Author
Topic: Are there actually different accepted names for repeater notes?  (Read 4634 times)
friedsquid
  • Very Senior Member
  • *****
  • Posts: 2,852
  • CPMS 1593

I know there have been previous posts but looking for quick answer

are there actual so called "accepted" names used for reapeater notes and exactly how many or what is classified as a repeater.
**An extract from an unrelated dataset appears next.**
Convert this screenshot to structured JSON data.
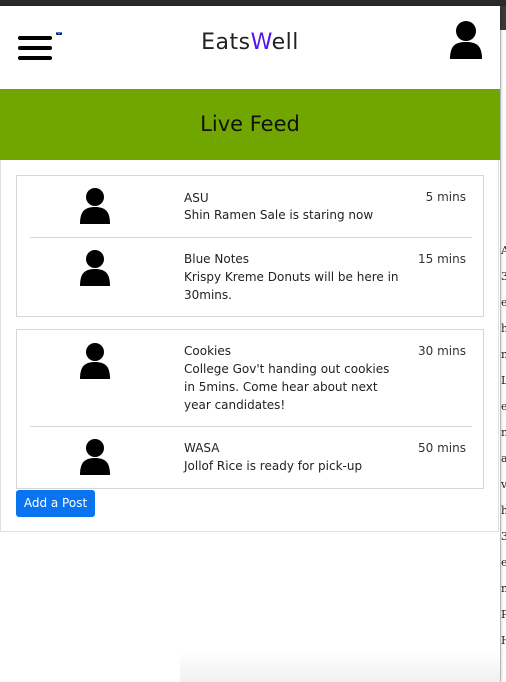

I have heard the terms class 1 and class 2 repeaters
Is there a limit to the numbers in the pattern?
ie 1212121, 1234123, 1231231,1234561(almost ladder ;D) etc
Are they all called something different ?
FRIEDSQUID



Always looking for #1 serial number notes in any denomination/any series
canada-banknotes
  • Global Moderator
  • *****
  • Posts: 732
  • CNA Member 21689 and CPMS Life Member 100
« Reply #1 on: May 24, 2007, 10:33:24 am »


To my knowledge there is no current description of repeaters in the Charlton catalogue.  There is also no official standard for the nomenclature of serial numbers with repeating sequences of numbers, with the exception of radars of course.

Just like the term "insert" has been used to describe replacement notes, certain unofficial classes of repeaters have been created to help describe the different types of repeating serial number notes that can be found, and their statistical frequency of occuring.

The following post from rachelsprivates should help clarify this for you:

Quote
You are correct, Mike, they have the same rarity.  Every stack of 1000 consecutively-numbered notes has one radar and one B-class repeater.  The only reason repeaters are not worth as much is that they are not collected as widely as radars.  I know my interest in B-class repeaters (i.e. of the form ABCXABC where X = any number, including A B or C) is very limited and I would only buy old notes that fit this category.  A-class repeaters (i.e. of the form ABCABCA) are 1:10,000, and because they don't occur in every stack of notes, they should be worth more than radars.  Again, though, radars are well-established as collectible numbers, repeaters are not.  An article in the CPMS newsletter or an entry in Charlton would change that.



Contributor, Charlton Catalogue of Canadian Government Paper Money, 19th, 20th, 21st, 22nd and 29th Edition
Pricing Panel Member, Charlton Catalogue of Canadian Government Paper Money, 21st Edition 2009
Hudson A B
  • Very Senior Member
  • *****
  • Posts: 1,503
« Reply #2 on: May 25, 2007, 12:06:16 am »

If you look at the cyclical pattern of the digits,

ABCABCA   is a "Cycle 3"  or a "3-Cycle".  The digits form groups of threes, which are then cycled over and over again.

ABCDABD is a "Cycle 4"  or a "4-Cycle".  The digits form groups of fours, which are then cycled over and over again. 

(and ABABABA is not a "Bicycle" haha - I know someone would call on that one....
ABABABA  is a "Cycle 2", or "2-Cycle".

Before anyone jumps on me about terms not being formally addressed in the Catalogue,  these terms have been introduced in the past on the forum, and are truly accurate in their description as to what the numbers actually do (Moreso than Class A or Class B repeaters etc... - wouldn't a class A repeater be like 5555555?   ;))

Anyway, yes they are all seeming to become more popular from what I am understanding.

Whatever it ends up being called, or whether it gets in or not remains to be seen of course.  I'll be saving them anyways  :)

CPMS Lifetime Member #1502.
friedsquid
  • Very Senior Member
  • *****
  • Posts: 2,852
  • CPMS 1593
« Reply #3 on: May 25, 2007, 06:29:24 am »

Quote
ABCDABD is a "Cycle 4"  or a "4-Cycle". 
I assume this is just a typo and  should it be ABCDABC?
 ;D
Quote
ABCABCA   is a "Cycle 3"  or a "3-Cycle". 
not a tri-cycle ???
« Last Edit: May 25, 2007, 06:33:04 am by friedsquid »



Always looking for #1 serial number notes in any denomination/any series
Hudson A B
  • Very Senior Member
  • *****
  • Posts: 1,503
« Reply #4 on: May 25, 2007, 08:46:07 pm »

Tricycle!  lol.  Forgot about that. Yes it was a typo. You wrote it correctly.

Thanks-
H

CPMS Lifetime Member #1502.
 

Login with username, password and session length